» THE TASK: As you look over the data below, please find each line where the word "сайты" appears, then copy it.

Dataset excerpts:
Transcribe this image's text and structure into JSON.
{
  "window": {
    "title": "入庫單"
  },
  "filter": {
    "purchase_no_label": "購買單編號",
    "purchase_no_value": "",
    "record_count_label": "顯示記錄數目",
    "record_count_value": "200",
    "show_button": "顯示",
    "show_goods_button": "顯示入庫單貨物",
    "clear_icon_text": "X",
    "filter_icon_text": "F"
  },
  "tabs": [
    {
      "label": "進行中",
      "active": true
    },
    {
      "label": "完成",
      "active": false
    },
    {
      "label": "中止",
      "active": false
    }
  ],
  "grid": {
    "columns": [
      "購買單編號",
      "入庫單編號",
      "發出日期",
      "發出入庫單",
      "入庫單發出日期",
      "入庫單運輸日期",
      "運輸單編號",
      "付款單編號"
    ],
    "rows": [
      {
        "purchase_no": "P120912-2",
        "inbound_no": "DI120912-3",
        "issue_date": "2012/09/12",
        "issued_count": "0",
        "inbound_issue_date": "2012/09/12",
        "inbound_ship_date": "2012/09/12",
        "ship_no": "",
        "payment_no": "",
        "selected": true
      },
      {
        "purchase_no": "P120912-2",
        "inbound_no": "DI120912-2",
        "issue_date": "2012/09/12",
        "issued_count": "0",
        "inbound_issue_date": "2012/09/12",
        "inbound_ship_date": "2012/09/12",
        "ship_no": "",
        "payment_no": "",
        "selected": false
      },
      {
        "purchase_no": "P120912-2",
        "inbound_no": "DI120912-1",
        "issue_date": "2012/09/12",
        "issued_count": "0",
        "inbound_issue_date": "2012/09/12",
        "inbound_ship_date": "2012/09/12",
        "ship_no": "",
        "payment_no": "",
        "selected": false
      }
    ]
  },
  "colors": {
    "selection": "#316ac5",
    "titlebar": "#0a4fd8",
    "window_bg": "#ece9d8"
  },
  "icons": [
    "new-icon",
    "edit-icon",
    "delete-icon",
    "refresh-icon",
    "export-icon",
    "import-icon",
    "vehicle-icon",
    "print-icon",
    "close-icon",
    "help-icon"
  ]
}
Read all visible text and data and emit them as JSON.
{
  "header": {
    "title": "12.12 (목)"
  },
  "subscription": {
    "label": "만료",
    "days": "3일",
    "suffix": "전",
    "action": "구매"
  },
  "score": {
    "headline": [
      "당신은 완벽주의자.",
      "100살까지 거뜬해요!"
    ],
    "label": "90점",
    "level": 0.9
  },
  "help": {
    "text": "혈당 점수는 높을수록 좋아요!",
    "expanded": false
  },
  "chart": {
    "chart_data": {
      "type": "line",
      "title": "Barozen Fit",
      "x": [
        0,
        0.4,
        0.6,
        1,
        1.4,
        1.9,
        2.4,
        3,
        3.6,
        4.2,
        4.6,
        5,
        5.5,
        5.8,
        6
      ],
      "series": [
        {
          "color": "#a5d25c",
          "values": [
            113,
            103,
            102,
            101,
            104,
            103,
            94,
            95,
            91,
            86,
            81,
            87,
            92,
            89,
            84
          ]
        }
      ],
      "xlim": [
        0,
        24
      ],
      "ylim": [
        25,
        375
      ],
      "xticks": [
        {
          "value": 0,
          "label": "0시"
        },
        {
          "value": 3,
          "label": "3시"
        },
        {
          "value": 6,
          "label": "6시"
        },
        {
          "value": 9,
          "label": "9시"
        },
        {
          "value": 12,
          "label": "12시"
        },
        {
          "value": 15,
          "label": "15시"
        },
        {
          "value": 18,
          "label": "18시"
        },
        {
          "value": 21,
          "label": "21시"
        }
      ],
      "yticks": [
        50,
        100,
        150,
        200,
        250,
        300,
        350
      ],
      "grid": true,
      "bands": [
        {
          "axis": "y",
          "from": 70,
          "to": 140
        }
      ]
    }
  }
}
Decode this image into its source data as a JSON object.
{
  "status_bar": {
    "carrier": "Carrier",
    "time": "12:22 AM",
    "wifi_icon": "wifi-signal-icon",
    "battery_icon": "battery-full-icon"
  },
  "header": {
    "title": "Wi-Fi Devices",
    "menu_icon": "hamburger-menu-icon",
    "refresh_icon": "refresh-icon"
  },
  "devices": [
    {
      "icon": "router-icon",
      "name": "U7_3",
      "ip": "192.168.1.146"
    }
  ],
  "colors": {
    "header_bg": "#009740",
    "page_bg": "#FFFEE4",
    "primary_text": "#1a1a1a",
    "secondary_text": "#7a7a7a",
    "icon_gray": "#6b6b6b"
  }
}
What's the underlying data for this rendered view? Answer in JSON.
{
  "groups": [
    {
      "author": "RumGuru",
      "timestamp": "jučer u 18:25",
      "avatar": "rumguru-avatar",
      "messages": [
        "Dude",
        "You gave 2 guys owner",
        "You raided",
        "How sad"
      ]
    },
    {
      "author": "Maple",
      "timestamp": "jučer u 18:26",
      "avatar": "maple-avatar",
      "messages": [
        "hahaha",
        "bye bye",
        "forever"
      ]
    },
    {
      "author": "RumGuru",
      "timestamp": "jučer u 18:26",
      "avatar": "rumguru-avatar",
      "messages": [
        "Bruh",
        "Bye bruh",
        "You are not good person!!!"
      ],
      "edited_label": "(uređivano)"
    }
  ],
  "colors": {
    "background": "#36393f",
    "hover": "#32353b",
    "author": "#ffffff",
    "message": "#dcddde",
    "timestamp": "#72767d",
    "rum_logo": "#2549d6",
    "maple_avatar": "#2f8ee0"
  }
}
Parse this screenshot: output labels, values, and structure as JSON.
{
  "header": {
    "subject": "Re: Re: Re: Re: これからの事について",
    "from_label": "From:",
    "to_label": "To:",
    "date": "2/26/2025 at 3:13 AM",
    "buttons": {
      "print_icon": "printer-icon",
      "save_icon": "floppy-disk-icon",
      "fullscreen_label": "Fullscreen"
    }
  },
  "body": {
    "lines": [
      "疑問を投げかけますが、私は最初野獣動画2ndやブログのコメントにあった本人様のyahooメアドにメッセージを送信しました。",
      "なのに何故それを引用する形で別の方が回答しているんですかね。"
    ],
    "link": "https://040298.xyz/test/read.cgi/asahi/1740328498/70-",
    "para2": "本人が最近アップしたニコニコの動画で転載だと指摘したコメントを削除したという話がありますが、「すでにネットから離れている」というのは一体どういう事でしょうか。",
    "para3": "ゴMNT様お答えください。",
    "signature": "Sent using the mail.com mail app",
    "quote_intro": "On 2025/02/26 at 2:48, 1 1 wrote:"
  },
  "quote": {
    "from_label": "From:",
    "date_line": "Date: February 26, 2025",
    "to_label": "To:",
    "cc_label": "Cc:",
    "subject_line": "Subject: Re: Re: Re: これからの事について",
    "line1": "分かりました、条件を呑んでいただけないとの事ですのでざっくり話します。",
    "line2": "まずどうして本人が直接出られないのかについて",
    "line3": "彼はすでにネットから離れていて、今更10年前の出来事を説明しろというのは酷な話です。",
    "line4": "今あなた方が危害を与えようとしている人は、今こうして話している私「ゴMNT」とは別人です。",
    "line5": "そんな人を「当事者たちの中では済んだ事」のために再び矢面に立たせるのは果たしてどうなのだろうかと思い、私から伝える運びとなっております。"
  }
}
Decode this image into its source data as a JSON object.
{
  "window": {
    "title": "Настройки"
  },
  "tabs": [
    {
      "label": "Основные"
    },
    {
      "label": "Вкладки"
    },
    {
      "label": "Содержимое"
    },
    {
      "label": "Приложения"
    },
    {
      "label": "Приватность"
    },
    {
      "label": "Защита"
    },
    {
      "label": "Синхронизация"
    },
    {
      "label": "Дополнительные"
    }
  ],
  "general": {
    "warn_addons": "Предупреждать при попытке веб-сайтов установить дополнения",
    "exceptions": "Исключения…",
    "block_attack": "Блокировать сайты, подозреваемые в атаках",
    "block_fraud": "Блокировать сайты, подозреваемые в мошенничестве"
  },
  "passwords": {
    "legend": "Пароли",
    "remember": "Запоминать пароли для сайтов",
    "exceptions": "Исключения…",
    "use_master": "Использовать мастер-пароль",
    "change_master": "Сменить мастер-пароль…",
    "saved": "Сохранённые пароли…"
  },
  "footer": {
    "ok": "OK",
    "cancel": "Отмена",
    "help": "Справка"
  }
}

» ANSWER FOR THIS EXERCISE:
    "block_attack": "Блокировать сайты, подозреваемые в атаках",
    "block_fraud": "Блокировать сайты, подозреваемые в мошенничестве"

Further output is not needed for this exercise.